The Energy Consumption tool is one of the tools in the new Performance and Diagnostics hub available from “Debug -> Performance and Diagnostics”. Inside the Diagnostics hub you will see host of tools that are applicable for your application. One of the tools is the Energy Consumption tool that helps examine where energy is consumed in your application.
The suggested way to use the Energy Consumption tool is to profile your scenario on a low powered tablet device, as the reference device is best represented by such a device. To run a profiling session on a tablet device, Configure remote profiling on the remote device and then select “Remote Machine” as target in target selection drop down box.
In the Diagnostics Hub page, select “Energy Consumption” and press “Start”. This starts the application along with the profiling session. Go to your application and use it as you would use it normally, taking the application through the scenario that you wish to profile.
Once done, press “Stop collection” to stop the profiling session and show the Energy Consumption report.
The report presents the application power/energy consumption for the given scenario. Let’s look at the various sections of the report from top to bottom referencing the screenshot above
- Zoom: The Zoom/Selection controls above the ruler can be used to zoom in/out of a selected time range. “Clear Selection” causes the entire time range to be in scope, and that is the default as well.
- Ruler: The Ruler indicates the duration of the scenario. The handles on the ruler can be used to scope the time range over which drill down analysis data is presented.
- Power Usage: The “Power Usage” swim lane reports estimate of the power consumption for Display, CPU and Networking. Use the relative ordering of these line graphs to understand how Display, CPU, Networking resources are consuming energy in the profiled scenario. Check unexpected spikes of power and investigate sections of the scenario that seem to be more power hungry then the others. Together with these resources the swim lane also shows the total energy consumption graph which is the sum of these 3 resources.
- Resources: The “Resources (on/off)” graphs which shows the on/off state of the relevant network resources. Expand the respective network on/off graphs to see data transfer details.
- Energy Consumption Summary: A donut chart in the bottom right that provides an energy usage summary for the given scenario and the estimated battery drain.
The Energy Consumption tool provides a powerful way to profile your application for energy, enabling the developers to understand relative power consumption of the various resource the application uses and optimize their respective usage. Subsequent posts will go into details on how to use the tool and interpret its results, but for now to see the tool in action, please take a look at our //build/ talk titled Visual Studio 2013 Diagnostics Tools for XAML-Based Windows Store Apps.
We keenly look forward to your feedback about the tool, and going forward what you would like to see in the tool. Please let us know your comments via UserVoice or Connect and by asking questions in our MSDN diagnostics forum.
It will be interesting to give pointers to a sample app which shows energy profiler in action, pin points a possible 'issue' and identifies a fix which the tool helps validate / verify.
Good starting point...Can you please add other resources that are energy hogs:

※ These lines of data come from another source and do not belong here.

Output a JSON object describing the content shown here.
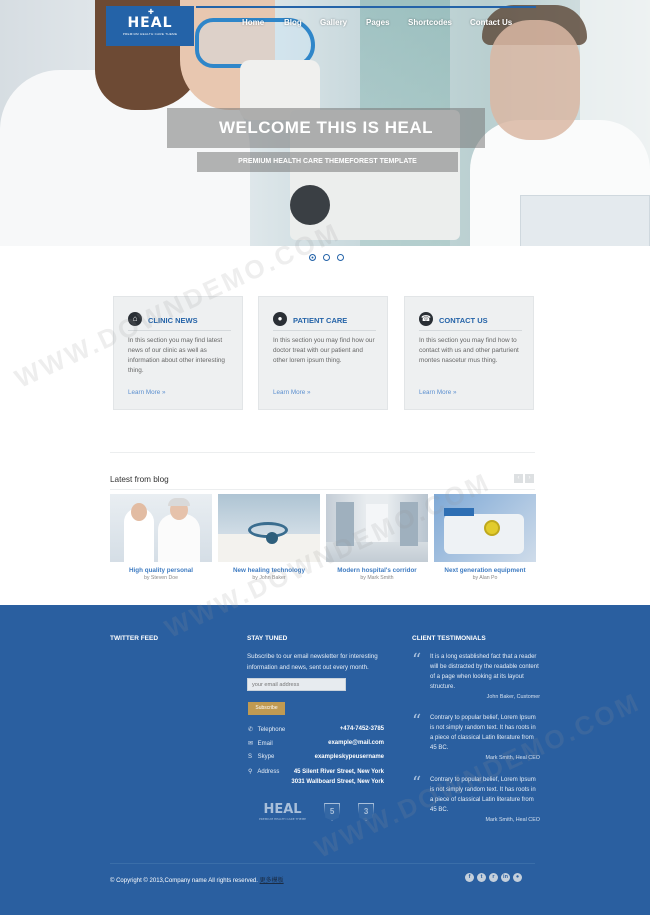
{
  "logo": {
    "text": "HEAL",
    "sub": "PREMIUM HEALTH CARE THEME"
  },
  "nav": [
    "Home",
    "Blog",
    "Gallery",
    "Pages",
    "Shortcodes",
    "Contact Us"
  ],
  "hero": {
    "title": "WELCOME THIS IS HEAL",
    "tagline": "PREMIUM HEALTH CARE THEMEFOREST TEMPLATE",
    "slides": 3,
    "active_slide": 1
  },
  "features": [
    {
      "title": "CLINIC NEWS",
      "icon": "home-icon",
      "desc": "In this section you may find latest news of our clinic as well as information about other interesting thing.",
      "more": "Learn More »"
    },
    {
      "title": "PATIENT CARE",
      "icon": "chat-icon",
      "desc": "In this section you may find how our doctor treat with our patient and other lorem ipsum thing.",
      "more": "Learn More »"
    },
    {
      "title": "CONTACT US",
      "icon": "phone-icon",
      "desc": "In this section you may find how to contact with us and other parturient montes nascetur mus thing.",
      "more": "Learn More »"
    }
  ],
  "blog": {
    "heading": "Latest from blog",
    "posts": [
      {
        "title": "High quality personal",
        "author": "by Steven Doe"
      },
      {
        "title": "New healing technology",
        "author": "by John Baker"
      },
      {
        "title": "Modern hospital's corridor",
        "author": "by Mark Smith"
      },
      {
        "title": "Next generation equipment",
        "author": "by Alan Po"
      }
    ]
  },
  "footer": {
    "twitter_heading": "TWITTER FEED",
    "stay_heading": "STAY TUNED",
    "stay_text": "Subscribe to our email newsletter for interesting information and news, sent out every month.",
    "email_placeholder": "your email address",
    "subscribe_label": "Subscribe",
    "contacts": [
      {
        "icon": "phone-icon",
        "label": "Telephone",
        "value": "+474-7452-3785"
      },
      {
        "icon": "mail-icon",
        "label": "Email",
        "value": "example@mail.com"
      },
      {
        "icon": "skype-icon",
        "label": "Skype",
        "value": "exampleskypeusername"
      },
      {
        "icon": "location-icon",
        "label": "Address",
        "value": "45 Silent River Street, New York",
        "value2": "3031 Wallboard Street, New York"
      }
    ],
    "testimonials_heading": "CLIENT TESTIMONIALS",
    "testimonials": [
      {
        "text": "It is a long established fact that a reader will be distracted by the readable content of a page when looking at its layout structure.",
        "author": "John Baker, Customer"
      },
      {
        "text": "Contrary to popular belief, Lorem Ipsum is not simply random text. It has roots in a piece of classical Latin literature from 45 BC.",
        "author": "Mark Smith, Heal CEO"
      },
      {
        "text": "Contrary to popular belief, Lorem Ipsum is not simply random text. It has roots in a piece of classical Latin literature from 45 BC.",
        "author": "Mark Smith, Heal CEO"
      }
    ],
    "footer_logo": "HEAL",
    "footer_logo_sub": "PREMIUM HEALTH CARE THEME",
    "copyright": "© Copyright © 2013,Company name All rights reserved.",
    "copyright_link": "更多模板",
    "watermark": "WWW.DOWNDEMO.COM"
  },
  "colors": {
    "brand": "#2463a8",
    "footer": "#2a5fa0",
    "accent": "#c09a52"
  }
}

- Storage Utilization
- Memory Use
will this be available for something except win 8.1 -tablets and store-apps ?
Could be interesting for other scenarios, too i guess.
Energy Consumption tool and CPU Sampling is coming as non applicable tool for me.
How to enable it?